*Input material*
= = = = = = =

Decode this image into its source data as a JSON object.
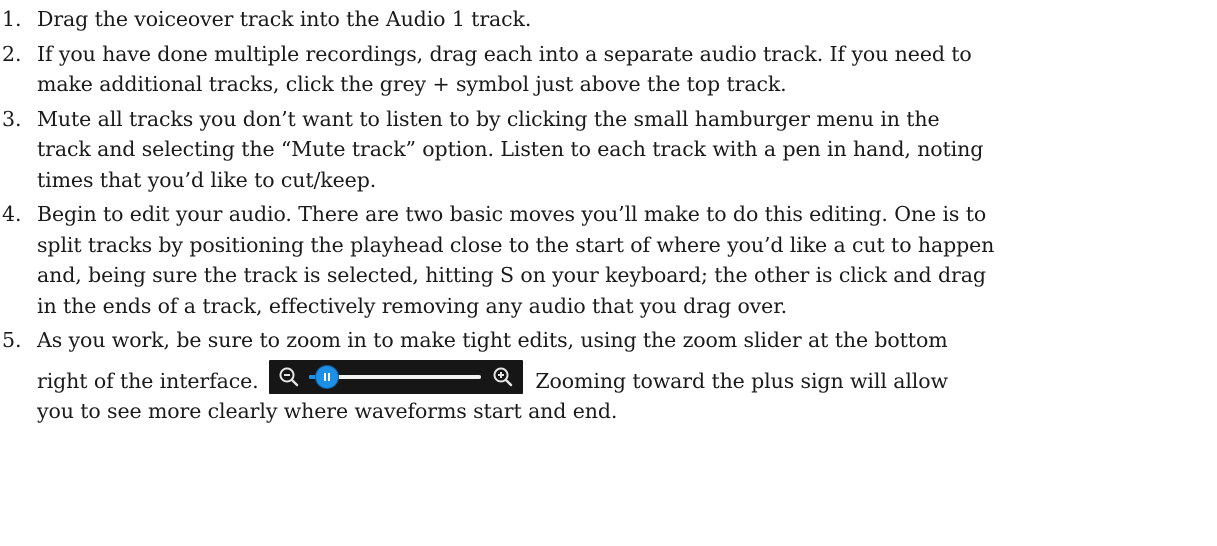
{
  "steps": [
    {
      "number": "1.",
      "lines": [
        "Drag the voiceover track into the Audio 1 track."
      ]
    },
    {
      "number": "2.",
      "lines": [
        "If you have done multiple recordings, drag each into a separate audio track. If you need to",
        "make additional tracks, click the grey + symbol just above the top track."
      ]
    },
    {
      "number": "3.",
      "lines": [
        "Mute all tracks you don’t want to listen to by clicking the small hamburger menu in the",
        "track and selecting the “Mute track” option. Listen to each track with a pen in hand, noting",
        "times that you’d like to cut/keep."
      ]
    },
    {
      "number": "4.",
      "lines": [
        "Begin to edit your audio. There are two basic moves you’ll make to do this editing. One is to",
        "split tracks by positioning the playhead close to the start of where you’d like a cut to happen",
        "and, being sure the track is selected, hitting S on your keyboard; the other is click and drag",
        "in the ends of a track, effectively removing any audio that you drag over."
      ]
    },
    {
      "number": "5.",
      "line1": "As you work, be sure to zoom in to make tight edits, using the zoom slider at the bottom",
      "line2_before": "right of the interface.",
      "line2_after": "Zooming toward the plus sign will allow",
      "line3": "you to see more clearly where waveforms start and end."
    }
  ],
  "zoom_slider": {
    "minus_icon": "zoom-out-icon",
    "plus_icon": "zoom-in-icon",
    "level": 0.05,
    "background": "#161616",
    "accent": "#1d8fe6"
  }
}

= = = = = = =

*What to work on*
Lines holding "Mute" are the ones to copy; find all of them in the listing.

*Answer box*
        "Mute all tracks you don’t want to listen to by clicking the small hamburger menu in the",
        "track and selecting the “Mute track” option. Listen to each track with a pen in hand, noting",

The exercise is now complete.